The result? Disaster. When my milk was fridge temperature, the coffee was good, tasty, sweet even!
But as soon as I set it to normal, the final result is kadwa! Sorry, bitter (kadwa is bitter in Hindi). It became so bitter!
So here’s my question for all you coffee drinkers – is your hot coffee bitter without sugar? Why?? This isn’t an acquired taste situation, which you must get used to in order to enjoy something. Alcohol, caviar, spicy food, blue cheese, natto come to mind. There are ways to mitigate their tastes too, but they’re largely enjoyed exactly as they’re meant to be, so it makes sense to acquire those tastes.
But coffee comes in so many forms! Why would you suffer through the bitterness if you’re having hot coffee?
End of rant. I’m now going to go change the temperature back to what’s normal for me.
Have a good hump day!
I love reading RSS feeds. But sometimes words get tiring. Today is one of those days.
Luckily, I have a folder with a few very nice photo blogs that I fall into when I’m in such a phase.
I’ve got the following blogs on there –
@muan’s photos – This has got to be one of my favorite photo blogs.

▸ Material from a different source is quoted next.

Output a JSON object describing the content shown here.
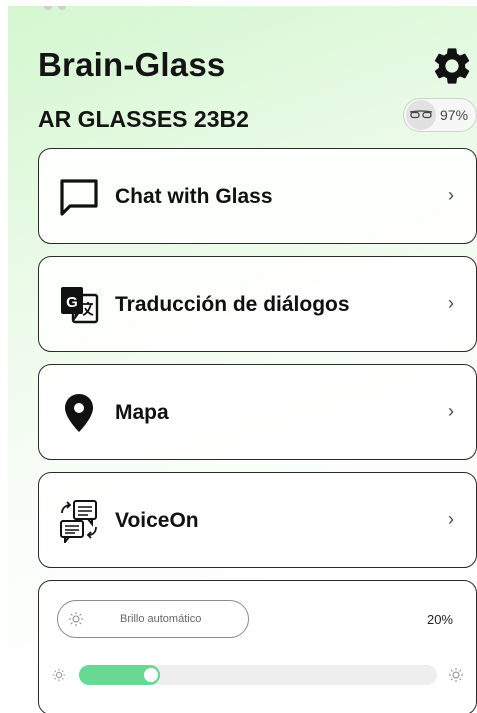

The aesthetic is decidedly Instagrammy-personal. It’s a very direct peek into what Mu-An Chiou, a software engineer living in Taiwan, sees around her. She posts her pics as stories using the Open-Stories format and has an added layer of what is called the Open Heart protocol. It lets me hit the little heart button from within the RSS feed. That’s so cool! Of course, if you’re on her site, you can hit the little heart icon on her pics there. I love this setup much more than the horrible implementation by WordPress, so I hope someone takes the time to port this over so I can use it one day.
Manuel Moreale Instagram Style RSS Feed – Manuel is a software dev in Italy. I love that he calls his photo RSS feed “Instagram style”. I don’t know if he posts the same to Instagram, but it’s interesting to see how that social network has influenced the way we think about photography. I loved the recent trip Manuel made to Umbria. He posted a link to an iCloud album and it’s gorgeous! In his own words (via email to me) – “But that’s Italy for you. There’s just too much to see.”
Through Mu-An, I recently discovered the Bring Back Blog directory and I’m slowly searching for and adding feeds that include photography (and some that don’t) to my feed reader.
But I’d love to hear from you, dear reader – any blogs you’d recommend that I follow? I hold dearest personal, “day in the life” photography. But I also love landscape photography that showcases the great outdoors and adventures of hiking and camping.
BTW, one of the things I miss the most is a short-lived project called bwrss by Giles Turnbull, which was black and white photography, delivered exclusively through the RSS feed and not visible anywhere else on the Internet. Giles, if you’re reading this, maybe bring it back? kthxbye.